I had an amazing year with an amazing family. I lived in Växjö in the south of Sweden. My host family also had a winter house in the North where the bedroom cottages were over 200 years old and I could see Norway from the ski slopes. I even got to hike over the arctic circle.
We went ice skating and ice fishing, swam in frozen lakes and you guessed it – ate pastry.
They also had a summer house on the beach further south. The water was freezing and a hot day over there (20oc) had them heading down into the cellar to cool off.
I was so comfortable with life over there that I actually forgot a lot of my English. Grammar in my letters home (this was pre Facebook and email) was all over the place and when I arrived back in Wagga Wagga I couldn’t understand anyone. English had become my second language and the Wagga twang was just way too much.
My English has returned but unfortunately my Swedish is now a little rusty. If you speak Swedish feel free to call me so I can practice again.
3. I cry all the time
Now this may seem like an odd thing to admit to, but those that know me well, know it’s true. I’m not a sad person and believe I am rather blessed with what life has dealt, but I find that tears can appear at any time.
It could be a song lyric that catches my heart, a Huggies nappies ad, a kids movie, a TED video or a book. I remember watching ‘Up’ with my kids one day and was a blubbering mess in the first few minutes. Now if there’s a sad part in a movie the kids are throwing me tissues and telling me ‘it’s OK’.
If I go to the movies with my friends they know that chances are I’ll cry at something, even when it’s a comedy. My family also know that if they see me crying it’s not always bad news.
I even cry when I’m tired. When I am overtired I get the giggles that soon turn to tears as I’m trying to catch my breath and stop laughing. Yes it would be much easier to just get some sleep, but that’s just how I roll. It seems I am an emotional being and I’m totally fine with that.
4. My horse had better hair than me
My mum recently sent me some negatives she found and when I got them developed I was a little embarrassed. Firstly I’m sure I was much happier back then, I obviously didn’t want my photo taken that day. Secondly check out the hair, what was I thinking???
I grew up in country NSW and fashion was not high on my agenda. I was more interested in riding my horse or my friends motorbikes than doing my hair – obviously!
I actually love taking my kids back to my Nana’s to let them enjoy the country lifestyle I was lucky enough to grow up with. No agenda, no stress and plenty of cake.
5. I was a qualified Financial Adviser
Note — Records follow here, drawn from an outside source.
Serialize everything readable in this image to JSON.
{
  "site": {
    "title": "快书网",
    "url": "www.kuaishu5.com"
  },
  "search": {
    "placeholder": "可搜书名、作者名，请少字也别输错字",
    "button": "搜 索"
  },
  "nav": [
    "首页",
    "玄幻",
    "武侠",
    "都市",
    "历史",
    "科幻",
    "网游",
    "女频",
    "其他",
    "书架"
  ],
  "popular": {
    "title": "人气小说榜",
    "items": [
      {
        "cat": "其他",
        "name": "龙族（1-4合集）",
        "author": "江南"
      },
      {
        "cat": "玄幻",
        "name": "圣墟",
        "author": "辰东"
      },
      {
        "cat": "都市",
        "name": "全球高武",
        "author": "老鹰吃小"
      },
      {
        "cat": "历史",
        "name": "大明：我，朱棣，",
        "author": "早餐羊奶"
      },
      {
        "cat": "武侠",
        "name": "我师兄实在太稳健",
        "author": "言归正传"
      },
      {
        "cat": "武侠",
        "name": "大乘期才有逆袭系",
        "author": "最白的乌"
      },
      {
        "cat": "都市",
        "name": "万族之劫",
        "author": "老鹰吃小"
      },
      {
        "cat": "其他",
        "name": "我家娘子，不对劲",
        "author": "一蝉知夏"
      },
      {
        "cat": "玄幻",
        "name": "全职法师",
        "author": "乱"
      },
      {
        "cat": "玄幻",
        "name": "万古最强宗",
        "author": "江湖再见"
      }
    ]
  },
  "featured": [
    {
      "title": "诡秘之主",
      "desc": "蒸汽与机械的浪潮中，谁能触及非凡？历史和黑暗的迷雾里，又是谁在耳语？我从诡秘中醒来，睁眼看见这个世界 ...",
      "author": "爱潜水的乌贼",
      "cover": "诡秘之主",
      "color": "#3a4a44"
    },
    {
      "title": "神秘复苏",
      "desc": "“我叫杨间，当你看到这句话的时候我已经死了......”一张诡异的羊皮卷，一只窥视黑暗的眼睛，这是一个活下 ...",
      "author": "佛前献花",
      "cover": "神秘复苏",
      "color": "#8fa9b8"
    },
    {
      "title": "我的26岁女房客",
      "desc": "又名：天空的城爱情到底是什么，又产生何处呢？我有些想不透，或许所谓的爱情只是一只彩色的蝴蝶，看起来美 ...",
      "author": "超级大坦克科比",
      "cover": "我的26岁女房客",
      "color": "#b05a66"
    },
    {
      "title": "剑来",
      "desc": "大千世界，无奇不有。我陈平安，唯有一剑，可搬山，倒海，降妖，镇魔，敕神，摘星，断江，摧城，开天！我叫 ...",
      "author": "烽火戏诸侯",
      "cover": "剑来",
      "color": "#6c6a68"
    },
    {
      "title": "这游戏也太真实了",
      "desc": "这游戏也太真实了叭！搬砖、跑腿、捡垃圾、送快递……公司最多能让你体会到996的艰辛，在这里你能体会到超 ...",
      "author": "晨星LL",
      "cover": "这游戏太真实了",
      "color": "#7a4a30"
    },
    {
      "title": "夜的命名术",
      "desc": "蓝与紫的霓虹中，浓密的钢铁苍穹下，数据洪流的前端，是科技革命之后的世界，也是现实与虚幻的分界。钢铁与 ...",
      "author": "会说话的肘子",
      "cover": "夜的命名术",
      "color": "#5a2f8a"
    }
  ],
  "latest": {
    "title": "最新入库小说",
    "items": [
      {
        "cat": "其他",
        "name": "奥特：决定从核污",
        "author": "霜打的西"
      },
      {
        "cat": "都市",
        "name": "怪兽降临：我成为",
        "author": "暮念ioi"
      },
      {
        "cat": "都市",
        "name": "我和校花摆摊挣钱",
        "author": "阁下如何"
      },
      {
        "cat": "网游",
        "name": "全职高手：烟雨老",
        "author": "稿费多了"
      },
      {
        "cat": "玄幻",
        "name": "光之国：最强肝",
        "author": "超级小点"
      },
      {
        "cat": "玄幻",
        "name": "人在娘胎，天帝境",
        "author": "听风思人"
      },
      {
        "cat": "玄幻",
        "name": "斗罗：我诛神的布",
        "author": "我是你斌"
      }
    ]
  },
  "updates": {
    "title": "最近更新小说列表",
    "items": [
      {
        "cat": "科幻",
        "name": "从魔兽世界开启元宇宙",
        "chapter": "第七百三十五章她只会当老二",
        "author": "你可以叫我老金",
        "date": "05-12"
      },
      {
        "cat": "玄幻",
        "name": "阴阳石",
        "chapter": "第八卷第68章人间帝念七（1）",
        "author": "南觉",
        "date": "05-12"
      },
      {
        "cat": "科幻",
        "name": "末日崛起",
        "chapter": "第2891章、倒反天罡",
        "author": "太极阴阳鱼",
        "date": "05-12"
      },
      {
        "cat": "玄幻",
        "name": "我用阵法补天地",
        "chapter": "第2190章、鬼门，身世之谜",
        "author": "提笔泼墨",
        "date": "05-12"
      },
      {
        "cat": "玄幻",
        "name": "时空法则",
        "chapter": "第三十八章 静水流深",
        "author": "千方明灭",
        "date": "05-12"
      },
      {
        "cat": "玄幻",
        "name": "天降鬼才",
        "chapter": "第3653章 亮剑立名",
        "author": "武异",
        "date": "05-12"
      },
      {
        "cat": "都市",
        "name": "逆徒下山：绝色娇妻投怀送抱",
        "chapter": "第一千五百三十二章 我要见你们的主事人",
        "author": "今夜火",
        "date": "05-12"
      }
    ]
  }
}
I studied and qualified as a Financial Adviser and worked in the Financial Services Industry for 15 years. At first it seemed like a good fit, I loved dealing with the people and I was good at it. However, once my children came along I realised that working in Corporate Financial Services was not where I wanted to spend my time.
The further I progressed in my career the further I was away from the end clients, the people I wanted to be working with. I’d lost my spark. I wanted to be working on something that excited me, something that allowed me to follow my ideas and work with people on a much deeper level.
Now I get to create the type of work I’m doing. I get to share my lessons with others and help them grow and develop doing something they love.
Phew, now what?
My ultimate goal for my clients is to make their business emotionally and financially sustainable. My passion is in helping them unlock what makes them tick, what lights them up and how they can bring that magic into the world.